The 2016 documentary “Sour Grapes” chronicles how wine investor Rudy Kurniawan duped wine connoisseurs and other investors into buying fake bottles of what he said were rare and expensive wines. He could fool them thanks to the difficulty in confirming the authenticity of vintage wine.

Validating high-end collectibles including wine, watches, cars and art can be tough because chains of ownership must be verified each time an object is sold, and past owners often want to remain anonymous. That’s presuming what you’re buying is genuine and not a genuine fake.

Codex Protocol, or Codex, sees blockchain technology as an ideal, real-world solution to this fundamental problem in the arts and collectibles market. Of the 30 presenting companies at Hack.Summit this week, Codex was the only company serving a business need rather than creating a platform or tools for developers.

“If you think about us as engineers, whenever there’s a new shiny technology the first instinct that we have is to build stuff that solves our own problems,” said Ed Roman, Hack.Summit moderator. “What these guys are doing [with Codex] is being empathetic to an entire other industry and solving problems for them.”

Codex doesn’t want to replace the work being done by traditional auction houses such as Sotheby’s and Christie’s to authenticate the validity of a painting being sold for $10 million, explained Codex CTO John Forrest.

“Because they have such a great reputation, they’re able to bring a market of people willing to buy an expensive piece of art,” he said. “If you were trying to sell a $10 million piece of art on your own, you don’t have the same clout as a Sotheby’s, so it likely wouldn’t sell for the same price.”

“This is a market where everyone would like a system of record, but no one is willing to give up privacy,” Codex CEO Mark Lurie said.

Instead, Codex wants to help those businesses streamline their own authentication processes by creating a distributed database containing the transaction history of high-end arts and collectibles.

The Privacy Problem

Why hasn’t a registry system been developed before for the $2 trillion art and collectibles market?

“This is a market where everyone would like a system of record, but no one is willing to give up privacy,” Codex CEO Mark Lurie said. “Individuals don’t want to give out their personal information, and intermediaries don’t want to give up client lists to a central authority.
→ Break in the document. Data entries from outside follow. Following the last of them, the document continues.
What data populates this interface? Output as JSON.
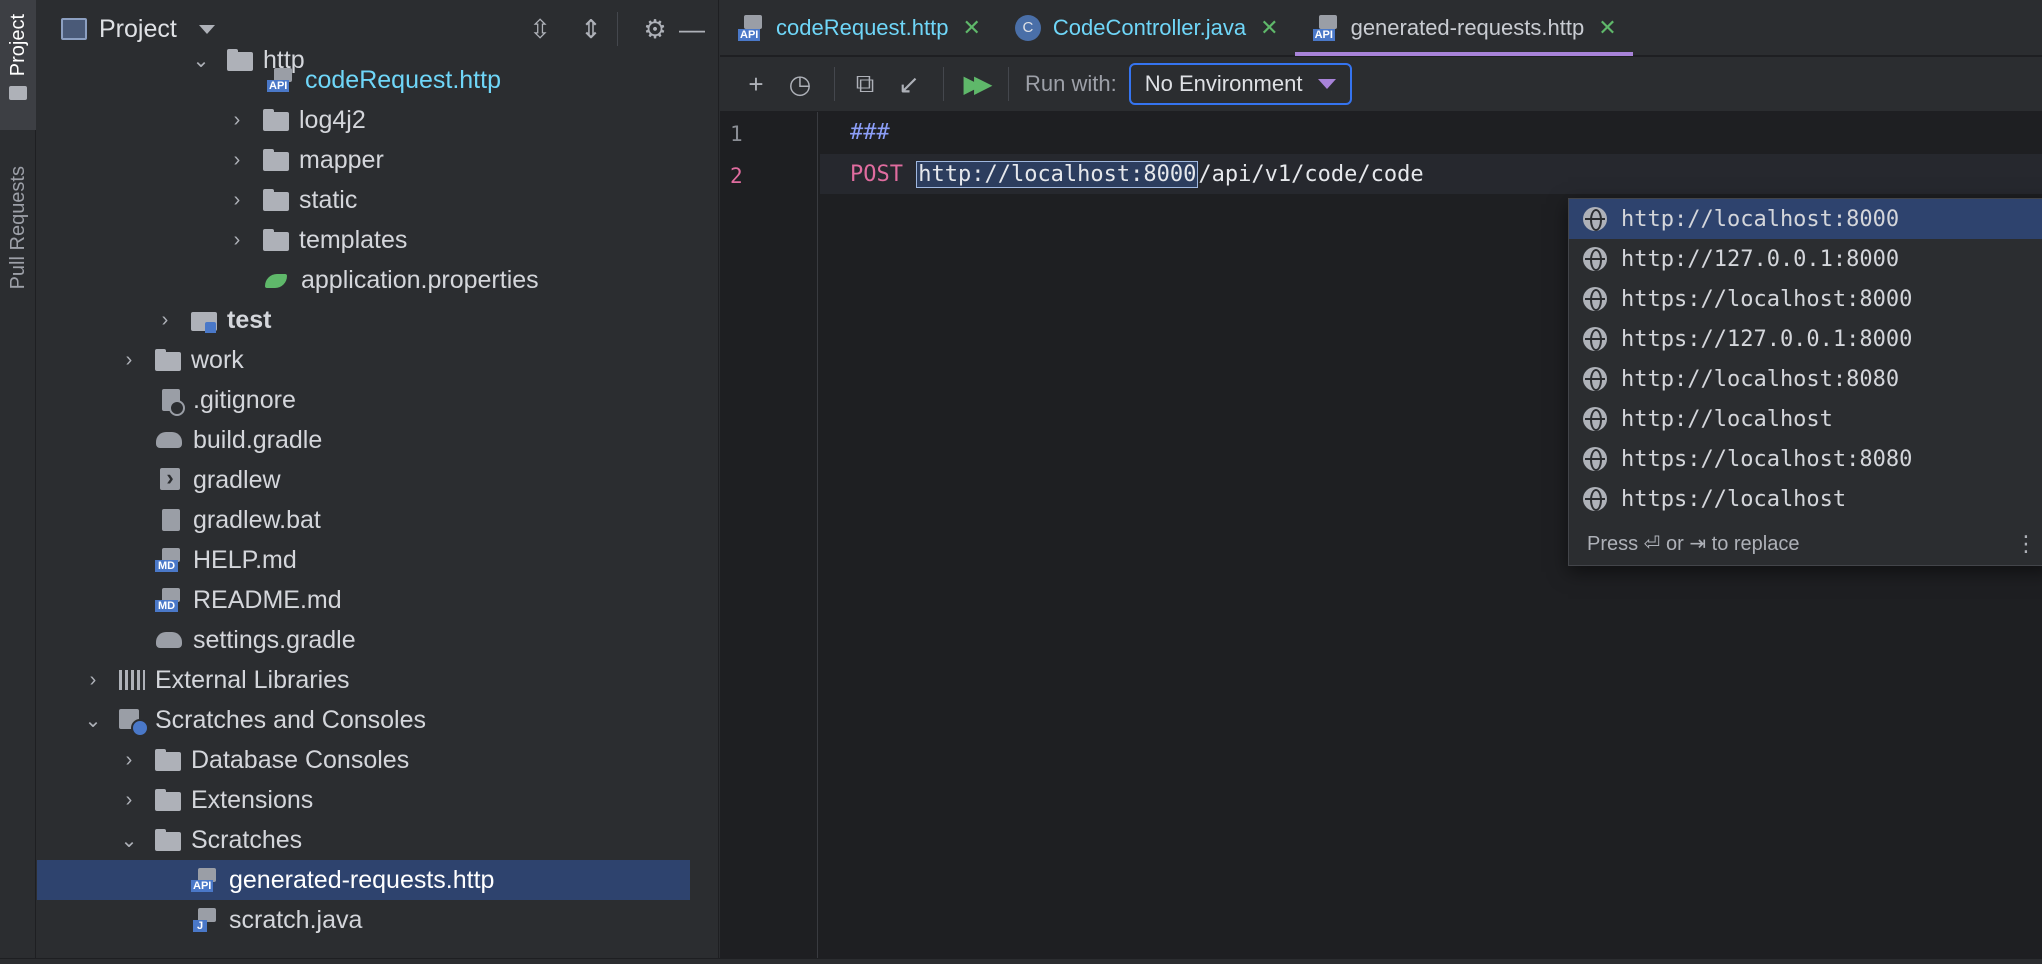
{
  "sidebar_strip": {
    "project_tab": "Project",
    "pull_requests_tab": "Pull Requests"
  },
  "project_panel": {
    "title": "Project",
    "header_icons": [
      "expand-all-icon",
      "collapse-all-icon",
      "gear-icon",
      "minimize-icon"
    ],
    "tree": [
      {
        "label": "http",
        "icon": "folder",
        "expanded": true
      },
      {
        "label": "codeRequest.http",
        "icon": "api-file"
      },
      {
        "label": "log4j2",
        "icon": "folder",
        "expanded": false
      },
      {
        "label": "mapper",
        "icon": "folder",
        "expanded": false
      },
      {
        "label": "static",
        "icon": "folder",
        "expanded": false
      },
      {
        "label": "templates",
        "icon": "folder",
        "expanded": false
      },
      {
        "label": "application.properties",
        "icon": "properties-file"
      },
      {
        "label": "test",
        "icon": "test-folder",
        "expanded": false
      },
      {
        "label": "work",
        "icon": "folder",
        "expanded": false
      },
      {
        "label": ".gitignore",
        "icon": "gitignore-file"
      },
      {
        "label": "build.gradle",
        "icon": "gradle-file"
      },
      {
        "label": "gradlew",
        "icon": "shell-file"
      },
      {
        "label": "gradlew.bat",
        "icon": "text-file"
      },
      {
        "label": "HELP.md",
        "icon": "markdown-file"
      },
      {
        "label": "README.md",
        "icon": "markdown-file"
      },
      {
        "label": "settings.gradle",
        "icon": "gradle-file"
      },
      {
        "label": "External Libraries",
        "icon": "libraries",
        "expanded": false
      },
      {
        "label": "Scratches and Consoles",
        "icon": "scratches",
        "expanded": true
      },
      {
        "label": "Database Consoles",
        "icon": "folder",
        "expanded": false
      },
      {
        "label": "Extensions",
        "icon": "folder",
        "expanded": false
      },
      {
        "label": "Scratches",
        "icon": "folder",
        "expanded": true
      },
      {
        "label": "generated-requests.http",
        "icon": "api-scratch-file",
        "selected": true
      },
      {
        "label": "scratch.java",
        "icon": "java-scratch-file"
      }
    ]
  },
  "editor": {
    "tabs": [
      {
        "label": "codeRequest.http",
        "icon": "api-file-icon",
        "active": false
      },
      {
        "label": "CodeController.java",
        "icon": "class-icon",
        "active": false
      },
      {
        "label": "generated-requests.http",
        "icon": "api-file-icon",
        "active": true
      }
    ],
    "toolbar": {
      "icons": [
        "add-icon",
        "history-icon",
        "copy-icon",
        "import-icon",
        "run-all-icon"
      ],
      "run_with_label": "Run with:",
      "environment_value": "No Environment"
    },
    "line_numbers": [
      "1",
      "2"
    ],
    "lines": {
      "line1": "###",
      "line2_method": "POST",
      "line2_url_selected": "http://localhost:8000",
      "line2_url_rest": "/api/v1/code/code"
    },
    "completion_popup": {
      "items": [
        "http://localhost:8000",
        "http://127.0.0.1:8000",
        "https://localhost:8000",
        "https://127.0.0.1:8000",
        "http://localhost:8080",
        "http://localhost",
        "https://localhost:8080",
        "https://localhost"
      ],
      "selected_index": 0,
      "footer": "Press ⏎ or ⇥ to replace"
    }
  },
  "colors": {
    "background": "#1e1f22",
    "panel": "#2b2d30",
    "selection": "#2e436e",
    "accent": "#a883d9",
    "link": "#6fd6f8",
    "run_green": "#5fb86a",
    "method_pink": "#e06c9f"
  }
}
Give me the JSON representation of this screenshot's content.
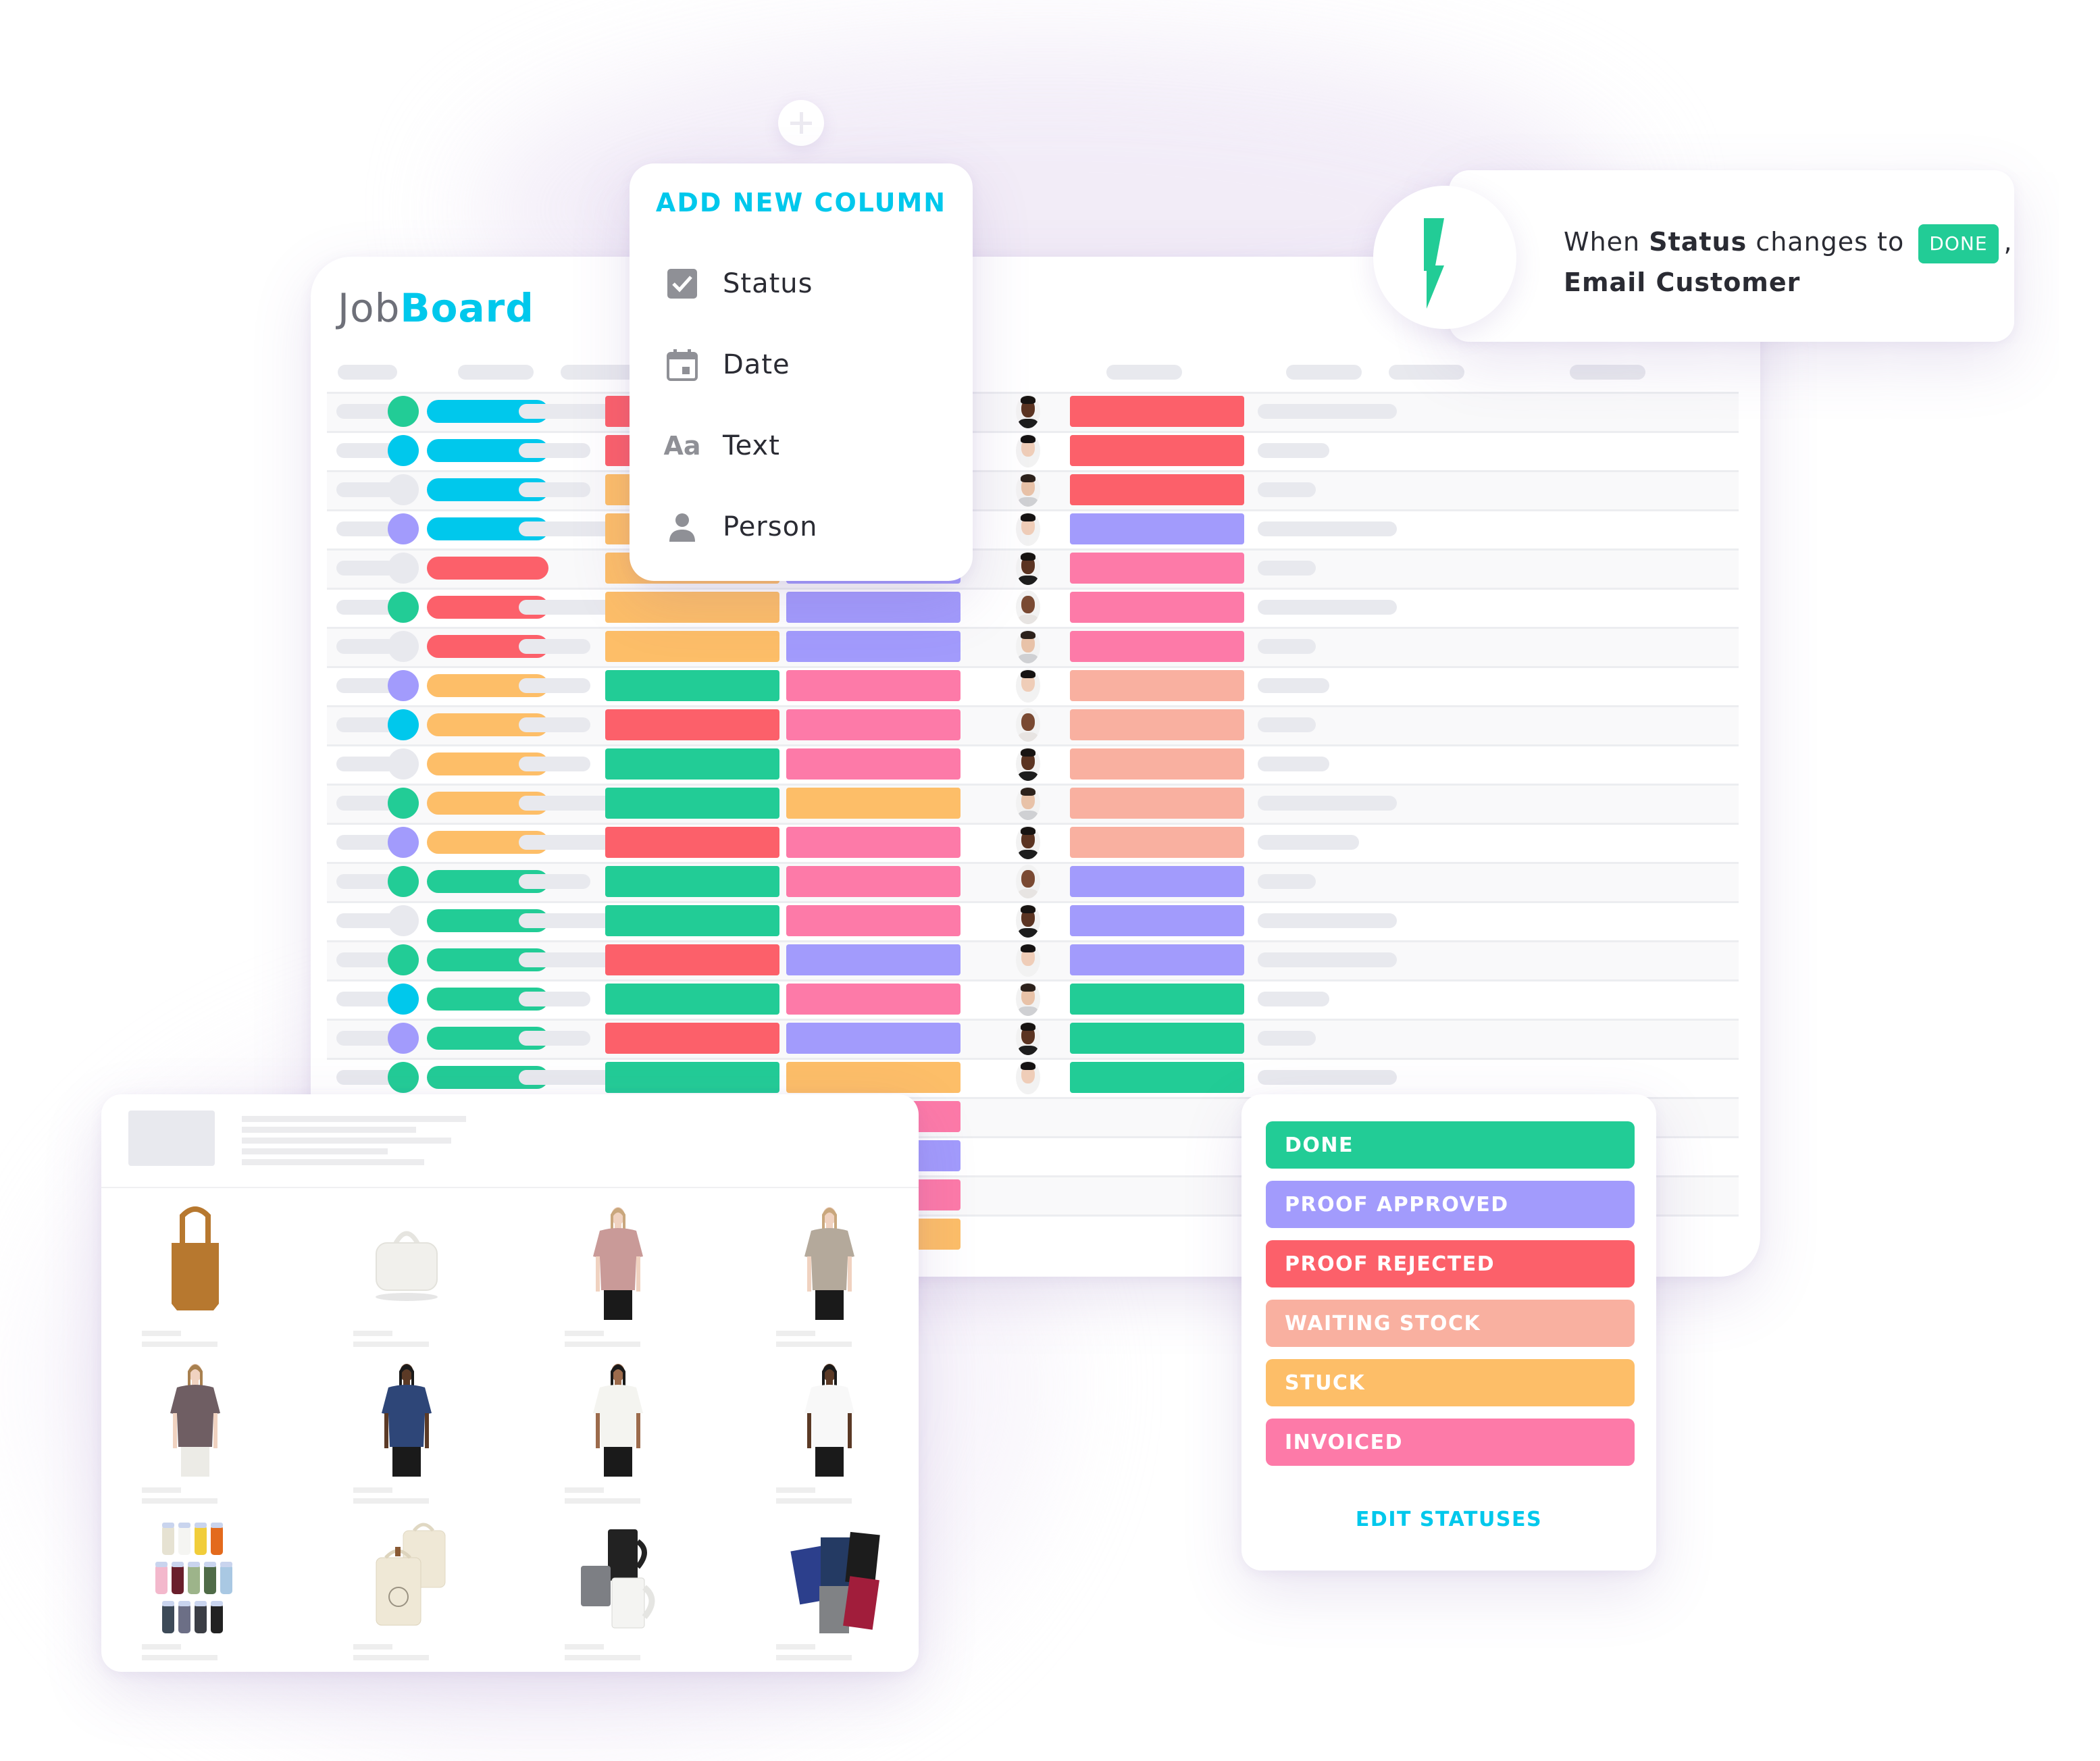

Blockchain lets us build applications that keeps the owners private while preserving the identity of the items themselves as they transfer across owners over time.”

To attract businesses and consumers, Codex is following CryptoKitties’ lead by focusing on the user experience. “How do we abstract some complexities away such that we can get people like our grandparents, who are typically going to be closer to the art community and may have collections of their own?” Forrest asked. “We have to appeal to that audience if we are going to succeed as a business.”

Decentralize as Needed

Although most blockchains prize decentralization, Codex says it must centralize, at least for now, some parts of its platform in order to simplify the user experience.

CryptoKitties “centralized some core aspects and have a ton of users because of it,” Forrest added. “At Codex, we still think the ownership part is important to decentralize and over time we’ll build an ecosystem so more and more parts are decentralized. But in order to get more users early on, we need to centralize some things such that it’s easier to use.”

Today, Codex uses application programming interfaces (APIs) to index relevant events rather than “talking” directly to the blockchain.

“The key question is why are you decentralizing?” Lurie said. “What is it you need to decentralize? … Decentralize that. Then the rest, do what’s pragmatic.”

Codex has partnered with a consortium of stakeholders in the arts and collectibles space that facilitate $6 billion in sales from 10 million items sold at more than 5,000 auction houses.

Laurie said he envisions outside developers creating applications for lending, insurance, and connecting physical items to digital records. He added that Codex might work on developing them, too, but for now the company is focused on the bidding and buying process where people can purchase “everything from Rolexes to Picassos.”

Nick Bastone
Nick Bastone worked in startups at Square and Indigo Fair. He now covers tech for and writes for publications across the Bay Area.